══ Data supplied

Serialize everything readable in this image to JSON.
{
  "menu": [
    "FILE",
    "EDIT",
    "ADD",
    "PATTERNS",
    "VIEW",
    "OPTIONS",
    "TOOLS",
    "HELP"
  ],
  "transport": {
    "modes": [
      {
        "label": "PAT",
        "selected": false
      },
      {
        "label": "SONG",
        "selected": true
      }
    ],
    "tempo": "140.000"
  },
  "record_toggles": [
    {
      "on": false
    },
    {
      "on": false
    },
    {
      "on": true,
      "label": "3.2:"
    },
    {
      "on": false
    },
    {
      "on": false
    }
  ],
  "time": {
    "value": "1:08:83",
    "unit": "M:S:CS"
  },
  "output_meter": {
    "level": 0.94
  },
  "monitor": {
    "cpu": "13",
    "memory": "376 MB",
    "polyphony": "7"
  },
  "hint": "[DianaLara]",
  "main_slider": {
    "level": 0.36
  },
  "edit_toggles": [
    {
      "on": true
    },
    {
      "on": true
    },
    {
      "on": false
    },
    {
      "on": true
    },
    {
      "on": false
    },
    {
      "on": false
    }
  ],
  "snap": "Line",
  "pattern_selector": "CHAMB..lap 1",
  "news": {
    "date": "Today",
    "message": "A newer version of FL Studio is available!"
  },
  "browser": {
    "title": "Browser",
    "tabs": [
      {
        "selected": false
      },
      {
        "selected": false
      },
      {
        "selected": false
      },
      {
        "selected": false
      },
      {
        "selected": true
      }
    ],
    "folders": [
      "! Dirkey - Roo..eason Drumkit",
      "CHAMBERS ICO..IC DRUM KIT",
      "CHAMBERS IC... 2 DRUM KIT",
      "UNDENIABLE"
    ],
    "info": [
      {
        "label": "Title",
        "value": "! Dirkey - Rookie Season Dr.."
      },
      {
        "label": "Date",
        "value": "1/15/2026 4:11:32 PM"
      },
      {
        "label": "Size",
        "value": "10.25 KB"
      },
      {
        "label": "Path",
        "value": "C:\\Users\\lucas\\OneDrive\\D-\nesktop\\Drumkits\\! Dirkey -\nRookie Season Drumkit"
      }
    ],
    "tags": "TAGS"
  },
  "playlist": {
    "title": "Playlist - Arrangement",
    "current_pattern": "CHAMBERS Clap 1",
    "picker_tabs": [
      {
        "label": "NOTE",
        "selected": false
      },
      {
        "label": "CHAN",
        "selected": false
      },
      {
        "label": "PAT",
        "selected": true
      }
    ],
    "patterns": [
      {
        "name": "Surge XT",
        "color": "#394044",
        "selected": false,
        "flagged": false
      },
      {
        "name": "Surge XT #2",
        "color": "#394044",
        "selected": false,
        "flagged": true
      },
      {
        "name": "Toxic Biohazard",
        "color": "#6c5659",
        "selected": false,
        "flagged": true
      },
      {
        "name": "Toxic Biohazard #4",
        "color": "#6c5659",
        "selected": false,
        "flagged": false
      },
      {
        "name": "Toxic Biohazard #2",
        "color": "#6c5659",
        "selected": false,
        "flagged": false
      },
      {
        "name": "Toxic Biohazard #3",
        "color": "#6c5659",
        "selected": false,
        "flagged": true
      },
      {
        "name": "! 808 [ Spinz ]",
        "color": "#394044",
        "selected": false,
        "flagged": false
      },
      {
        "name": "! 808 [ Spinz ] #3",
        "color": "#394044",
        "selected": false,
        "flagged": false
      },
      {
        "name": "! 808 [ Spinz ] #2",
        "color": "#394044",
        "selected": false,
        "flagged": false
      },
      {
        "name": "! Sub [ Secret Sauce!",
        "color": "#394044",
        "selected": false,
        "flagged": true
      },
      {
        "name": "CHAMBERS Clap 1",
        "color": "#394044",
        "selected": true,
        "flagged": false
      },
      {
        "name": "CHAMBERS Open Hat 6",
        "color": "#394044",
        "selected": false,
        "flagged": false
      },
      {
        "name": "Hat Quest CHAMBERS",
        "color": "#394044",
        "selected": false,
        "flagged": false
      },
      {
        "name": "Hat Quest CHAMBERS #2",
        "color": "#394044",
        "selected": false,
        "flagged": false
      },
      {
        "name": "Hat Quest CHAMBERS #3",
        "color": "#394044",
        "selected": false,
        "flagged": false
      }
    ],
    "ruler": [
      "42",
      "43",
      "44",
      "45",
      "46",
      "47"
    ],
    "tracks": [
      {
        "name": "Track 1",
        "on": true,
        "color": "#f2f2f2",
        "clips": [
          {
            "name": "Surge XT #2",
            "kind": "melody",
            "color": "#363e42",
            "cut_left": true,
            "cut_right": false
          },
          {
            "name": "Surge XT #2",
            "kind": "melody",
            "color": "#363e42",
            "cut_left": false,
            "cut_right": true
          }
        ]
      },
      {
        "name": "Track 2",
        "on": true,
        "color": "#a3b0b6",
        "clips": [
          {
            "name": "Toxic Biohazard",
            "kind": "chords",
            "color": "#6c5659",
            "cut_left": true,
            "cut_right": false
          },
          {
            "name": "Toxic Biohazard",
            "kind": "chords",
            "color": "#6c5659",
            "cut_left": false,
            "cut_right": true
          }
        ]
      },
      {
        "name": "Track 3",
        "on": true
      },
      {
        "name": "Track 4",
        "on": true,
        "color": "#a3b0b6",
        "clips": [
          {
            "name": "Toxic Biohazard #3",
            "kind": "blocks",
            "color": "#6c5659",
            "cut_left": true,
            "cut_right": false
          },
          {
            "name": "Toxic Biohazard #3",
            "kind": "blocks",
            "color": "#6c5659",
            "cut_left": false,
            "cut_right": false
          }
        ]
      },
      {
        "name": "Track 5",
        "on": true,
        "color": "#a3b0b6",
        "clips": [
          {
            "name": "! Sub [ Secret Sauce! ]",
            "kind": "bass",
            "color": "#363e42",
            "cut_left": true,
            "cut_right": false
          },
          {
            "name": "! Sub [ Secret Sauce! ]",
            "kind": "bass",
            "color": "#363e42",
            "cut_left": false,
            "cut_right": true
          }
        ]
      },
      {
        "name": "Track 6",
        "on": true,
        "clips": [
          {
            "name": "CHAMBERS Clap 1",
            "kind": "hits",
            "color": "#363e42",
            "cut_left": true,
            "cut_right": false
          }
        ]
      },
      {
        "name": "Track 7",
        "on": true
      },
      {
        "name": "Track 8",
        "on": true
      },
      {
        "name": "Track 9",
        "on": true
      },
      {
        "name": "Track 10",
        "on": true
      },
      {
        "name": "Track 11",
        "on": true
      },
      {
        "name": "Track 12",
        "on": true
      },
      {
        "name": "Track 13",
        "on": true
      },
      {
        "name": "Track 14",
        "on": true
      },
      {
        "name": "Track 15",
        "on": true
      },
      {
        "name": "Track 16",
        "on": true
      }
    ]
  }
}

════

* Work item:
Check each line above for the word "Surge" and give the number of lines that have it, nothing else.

* Answer section:
4